Not Such A Typical Morning...
It seemed like it was going to be such a simple morning. I’d put the kids on the bus, gone for a brisk walk in the woods near our home with a friend and returned home to check e-mail quickly before starting my day.
It the kind of e-mail that anyone, especially this dragon, hates to open. An e-mail from a concerned fan that had found something suspicious that seemed to be infringing on the copyrights of the patterns I create. She sent me the links to check it out for myself.
No matter how often this has happened in the past 10 years, the sinking feeling in the pit of my stomach remains the same. To see designs that you took hours of time and energy to create being traded at the click of the mouse make me feel absolutely sick inside. It makes me want to scream and cry.
I used to want to just crawl into my cave and lick my wounds and wonder why anyone would want to hurt me like that. Why couldn’t they understand that sharing a pattern electronically by making a copy of the original is stealing?
Somewhere along the line... the dragon got grumpy. Grumpy Dragons aren’t much fun to be around. They smolder and tend to want to bite people.
I stopped designing monthly samples for my web site even though it was the honest stitchers that ended up being punished.
I started speaking out and setting up blogs on sites like Multiply to have a presence out there in cyberspace and stand up for the fact that this is NOT right and this should NOT be acceptable.
I stopped sending out patterns to shops or guilds that requested them for retreats as often because I had no way of knowing that those wouldn’t end up scanned or being sold on ebay.
I started working with other designers and stitchers to find ways of reporting copyright violations as a group instead of individually so that we could close sites faster than before.
I stopped releasing as many new designs because they kept getting stolen so quickly.
I started to find other sources of income and put my energy into new directions as my income from cross stitch fell to less than 50% and then less than 30% of what it had been just 5 years before.
I stopped being surprised every time I heard that an independent needlework store had to close its doors to stitchers and go out of business.

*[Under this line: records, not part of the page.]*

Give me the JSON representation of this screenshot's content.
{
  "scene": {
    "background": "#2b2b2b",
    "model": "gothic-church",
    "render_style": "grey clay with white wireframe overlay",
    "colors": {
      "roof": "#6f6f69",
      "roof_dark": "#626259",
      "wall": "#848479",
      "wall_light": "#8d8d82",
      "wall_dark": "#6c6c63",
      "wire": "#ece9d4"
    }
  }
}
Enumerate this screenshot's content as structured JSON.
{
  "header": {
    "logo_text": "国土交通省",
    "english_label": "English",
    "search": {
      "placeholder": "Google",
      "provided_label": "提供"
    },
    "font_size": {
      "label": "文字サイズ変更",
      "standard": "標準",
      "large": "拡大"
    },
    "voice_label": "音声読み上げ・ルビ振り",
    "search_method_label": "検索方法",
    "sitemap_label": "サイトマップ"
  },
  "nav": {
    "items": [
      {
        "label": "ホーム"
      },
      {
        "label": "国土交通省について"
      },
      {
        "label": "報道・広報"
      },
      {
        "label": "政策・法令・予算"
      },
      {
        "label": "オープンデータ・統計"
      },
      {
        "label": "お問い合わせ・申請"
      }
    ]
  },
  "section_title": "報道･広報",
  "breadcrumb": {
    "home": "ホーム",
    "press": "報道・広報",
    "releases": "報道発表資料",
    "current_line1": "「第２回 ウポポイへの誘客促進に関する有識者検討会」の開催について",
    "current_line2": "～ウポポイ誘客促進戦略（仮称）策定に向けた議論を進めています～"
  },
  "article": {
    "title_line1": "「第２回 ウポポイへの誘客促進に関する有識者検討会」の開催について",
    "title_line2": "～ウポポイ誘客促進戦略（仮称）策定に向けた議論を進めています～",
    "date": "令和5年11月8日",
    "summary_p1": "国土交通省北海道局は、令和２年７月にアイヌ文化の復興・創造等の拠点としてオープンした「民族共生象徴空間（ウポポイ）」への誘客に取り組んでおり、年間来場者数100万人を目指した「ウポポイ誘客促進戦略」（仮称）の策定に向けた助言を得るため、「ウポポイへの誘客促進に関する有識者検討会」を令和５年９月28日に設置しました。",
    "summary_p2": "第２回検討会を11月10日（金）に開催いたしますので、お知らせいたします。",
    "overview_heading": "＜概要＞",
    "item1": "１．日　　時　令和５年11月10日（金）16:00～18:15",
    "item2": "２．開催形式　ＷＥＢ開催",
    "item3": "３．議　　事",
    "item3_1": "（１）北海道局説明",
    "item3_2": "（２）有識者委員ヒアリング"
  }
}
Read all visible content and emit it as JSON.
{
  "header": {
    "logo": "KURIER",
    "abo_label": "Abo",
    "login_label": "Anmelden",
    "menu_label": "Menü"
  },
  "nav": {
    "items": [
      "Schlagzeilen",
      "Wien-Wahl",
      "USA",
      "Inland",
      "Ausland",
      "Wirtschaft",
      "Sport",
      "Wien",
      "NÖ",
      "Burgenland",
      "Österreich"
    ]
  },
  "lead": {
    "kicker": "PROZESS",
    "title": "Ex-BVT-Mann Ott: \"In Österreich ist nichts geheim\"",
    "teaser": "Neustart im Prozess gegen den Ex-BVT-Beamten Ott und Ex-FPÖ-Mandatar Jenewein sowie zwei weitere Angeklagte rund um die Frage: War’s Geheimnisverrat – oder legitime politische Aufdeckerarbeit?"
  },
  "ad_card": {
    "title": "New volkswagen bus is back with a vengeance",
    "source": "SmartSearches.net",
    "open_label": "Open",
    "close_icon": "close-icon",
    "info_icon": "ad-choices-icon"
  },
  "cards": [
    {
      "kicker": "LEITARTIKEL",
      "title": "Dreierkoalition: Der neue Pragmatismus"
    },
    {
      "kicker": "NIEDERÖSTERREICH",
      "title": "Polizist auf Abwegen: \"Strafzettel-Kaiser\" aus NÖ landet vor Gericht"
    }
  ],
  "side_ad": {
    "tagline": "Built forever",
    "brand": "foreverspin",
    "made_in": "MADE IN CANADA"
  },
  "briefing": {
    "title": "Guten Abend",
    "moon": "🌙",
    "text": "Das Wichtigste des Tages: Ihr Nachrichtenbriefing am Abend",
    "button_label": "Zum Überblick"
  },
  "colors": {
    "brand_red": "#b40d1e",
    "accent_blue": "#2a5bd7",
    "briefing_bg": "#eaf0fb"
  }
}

I started to realize that this problem is much bigger than just the cross stitch industry. I started to understand that if we don’t place any value on creative ideas or intellectual property as a society and remain focussed on getting things as cheaply as possible or downloading them for “free” rather than paying for them, that eventually, our world will be a far richer place to live.